> [DATA FOR ANALYSIS]:
------------------------------------------------------------
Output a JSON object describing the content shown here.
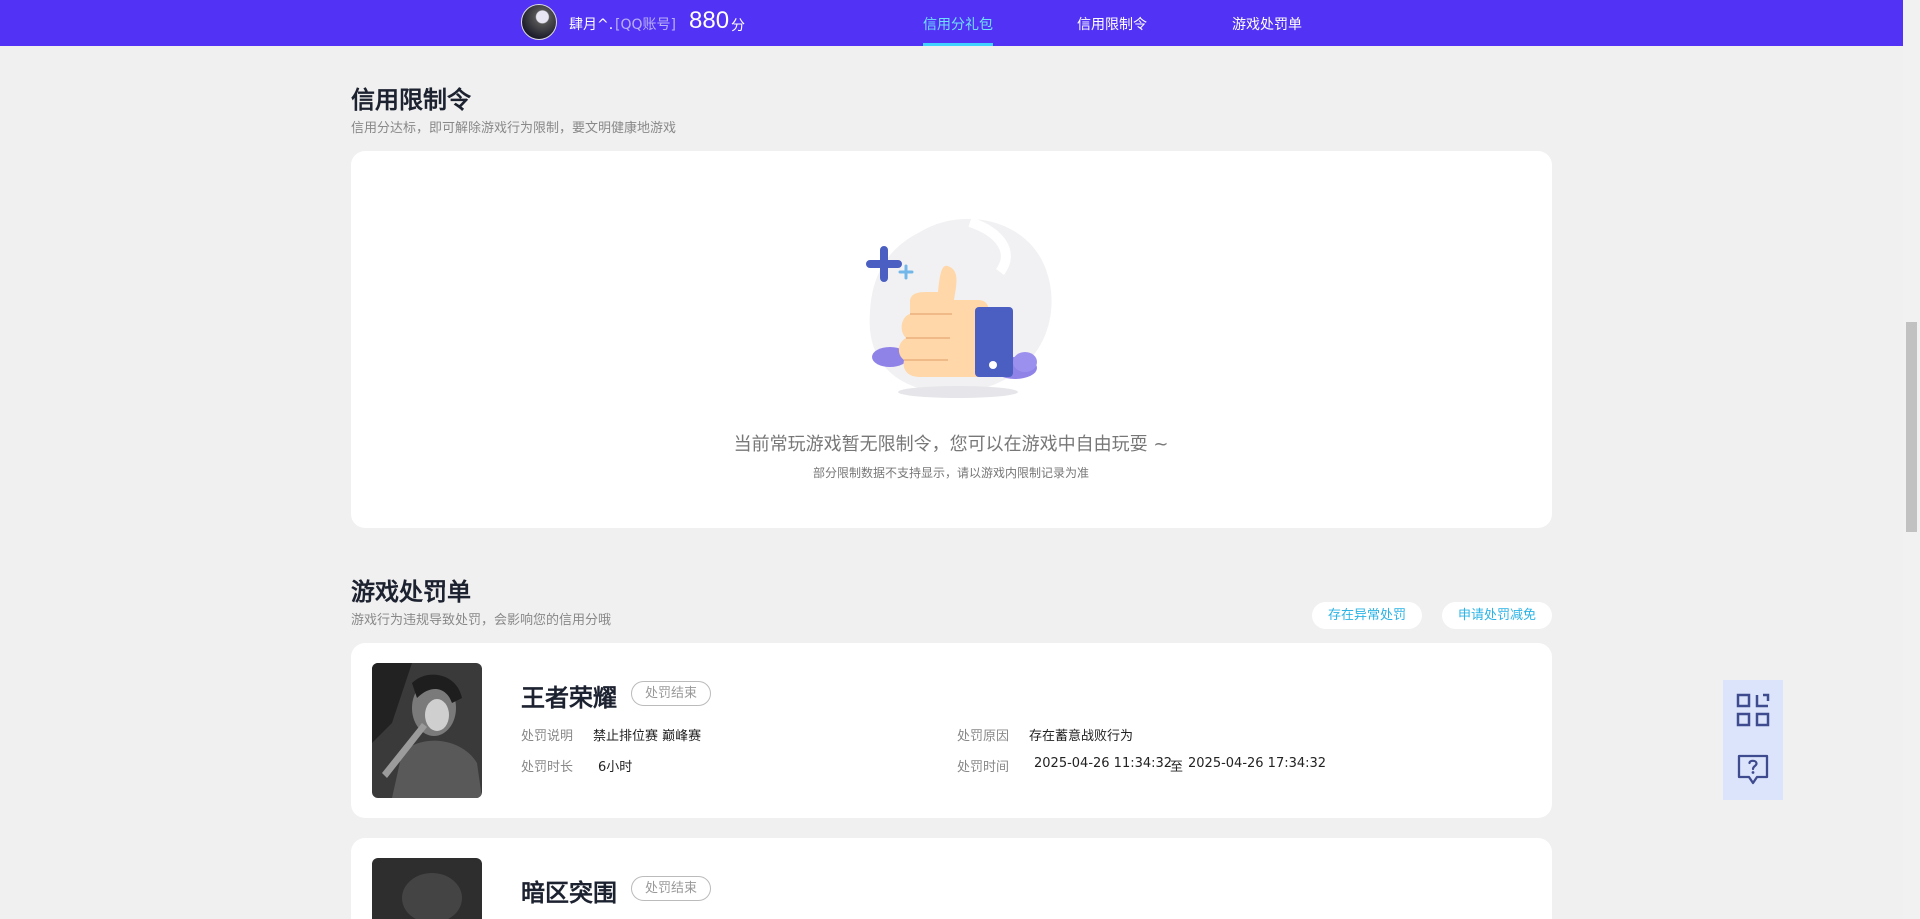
{
  "header": {
    "username": "肆月^.",
    "account_type": "[QQ账号]",
    "score": "880",
    "score_unit": "分",
    "nav": [
      "信用分礼包",
      "信用限制令",
      "游戏处罚单"
    ]
  },
  "restriction": {
    "title": "信用限制令",
    "subtitle": "信用分达标，即可解除游戏行为限制，要文明健康地游戏",
    "empty_main": "当前常玩游戏暂无限制令，您可以在游戏中自由玩耍 ~",
    "empty_sub": "部分限制数据不支持显示，请以游戏内限制记录为准"
  },
  "penalty": {
    "title": "游戏处罚单",
    "subtitle": "游戏行为违规导致处罚，会影响您的信用分哦",
    "btn_abnormal": "存在异常处罚",
    "btn_reduce": "申请处罚减免",
    "items": [
      {
        "game": "王者荣耀",
        "status": "处罚结束",
        "desc_label": "处罚说明",
        "desc": "禁止排位赛 巅峰赛",
        "duration_label": "处罚时长",
        "duration": "6小时",
        "reason_label": "处罚原因",
        "reason": "存在蓄意战败行为",
        "time_label": "处罚时间",
        "time_start": "2025-04-26 11:34:32",
        "time_sep": "至",
        "time_end": "2025-04-26 17:34:32"
      },
      {
        "game": "暗区突围",
        "status": "处罚结束"
      }
    ]
  },
  "tools": {
    "qr_icon": "qr-code-icon",
    "help_icon": "question-bubble-icon"
  },
  "colors": {
    "header_bg": "#5233f5",
    "nav_active": "#6fe0ff",
    "accent_blue": "#2bb3e6",
    "page_bg": "#f0f0f0"
  }
}
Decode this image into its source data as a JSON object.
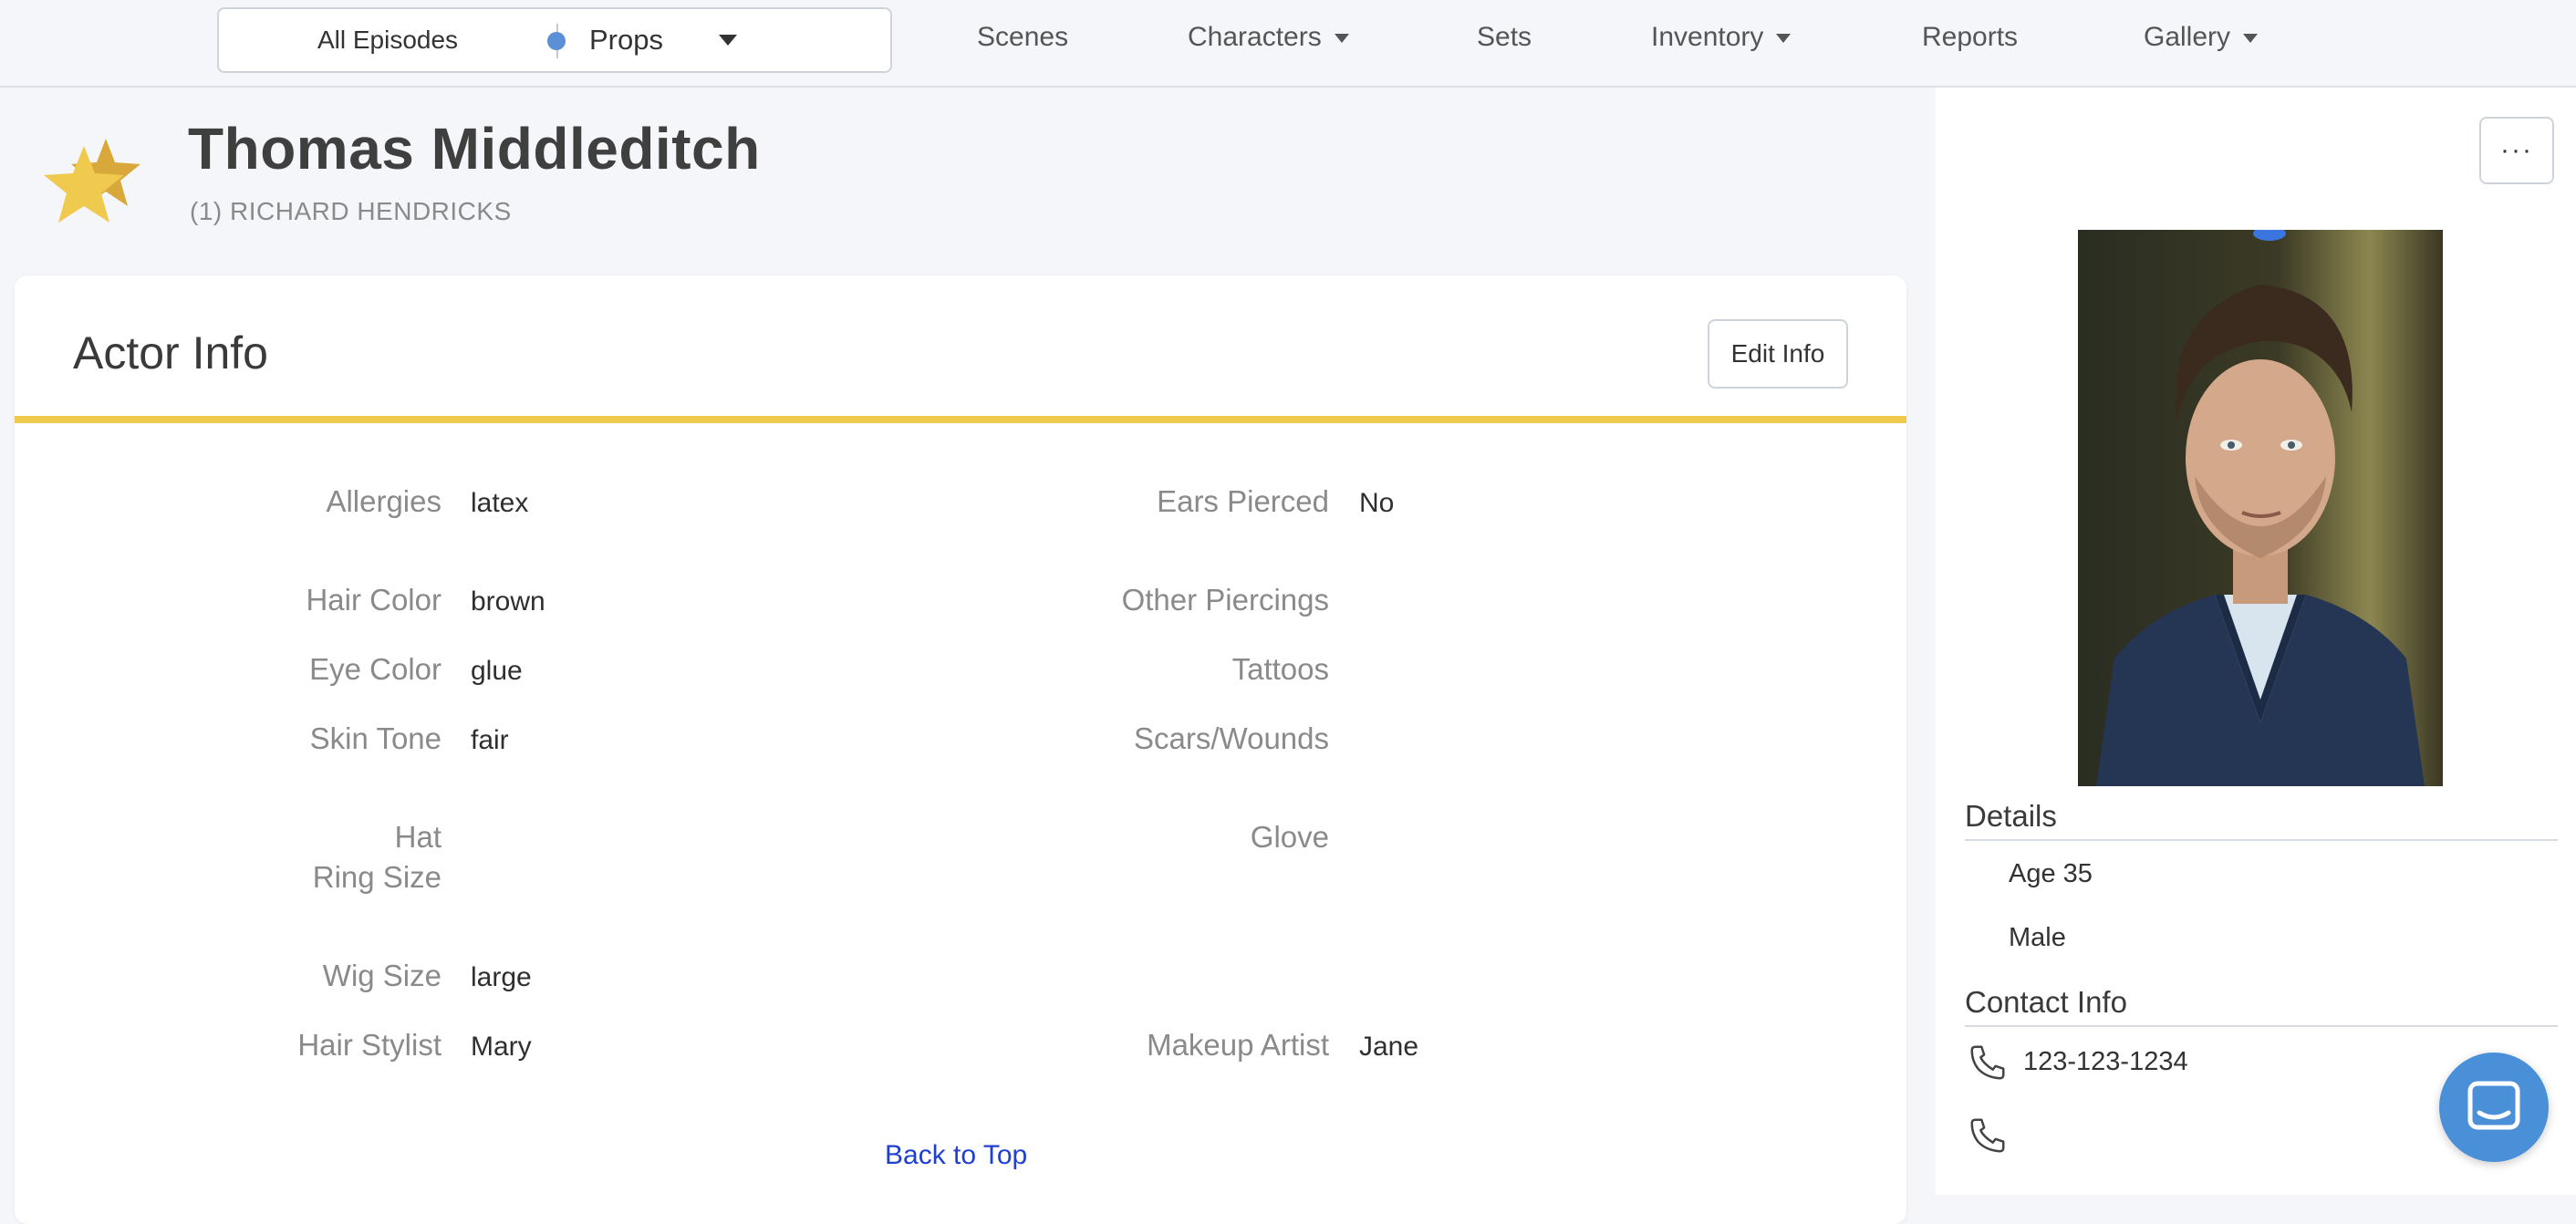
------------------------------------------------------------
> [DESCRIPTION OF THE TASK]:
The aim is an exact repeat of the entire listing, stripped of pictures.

> [WRITTEN RESPONSE]:
Output a JSON object describing the content shown here.
{
  "header": {
    "username": "肆月^.",
    "account_type": "[QQ账号]",
    "score": "880",
    "score_unit": "分",
    "nav": [
      "信用分礼包",
      "信用限制令",
      "游戏处罚单"
    ]
  },
  "restriction": {
    "title": "信用限制令",
    "subtitle": "信用分达标，即可解除游戏行为限制，要文明健康地游戏",
    "empty_main": "当前常玩游戏暂无限制令，您可以在游戏中自由玩耍 ~",
    "empty_sub": "部分限制数据不支持显示，请以游戏内限制记录为准"
  },
  "penalty": {
    "title": "游戏处罚单",
    "subtitle": "游戏行为违规导致处罚，会影响您的信用分哦",
    "btn_abnormal": "存在异常处罚",
    "btn_reduce": "申请处罚减免",
    "items": [
      {
        "game": "王者荣耀",
        "status": "处罚结束",
        "desc_label": "处罚说明",
        "desc": "禁止排位赛 巅峰赛",
        "duration_label": "处罚时长",
        "duration": "6小时",
        "reason_label": "处罚原因",
        "reason": "存在蓄意战败行为",
        "time_label": "处罚时间",
        "time_start": "2025-04-26 11:34:32",
        "time_sep": "至",
        "time_end": "2025-04-26 17:34:32"
      },
      {
        "game": "暗区突围",
        "status": "处罚结束"
      }
    ]
  },
  "tools": {
    "qr_icon": "qr-code-icon",
    "help_icon": "question-bubble-icon"
  },
  "colors": {
    "header_bg": "#5233f5",
    "nav_active": "#6fe0ff",
    "accent_blue": "#2bb3e6",
    "page_bg": "#f0f0f0"
  }
}
Decode this image into its source data as a JSON object.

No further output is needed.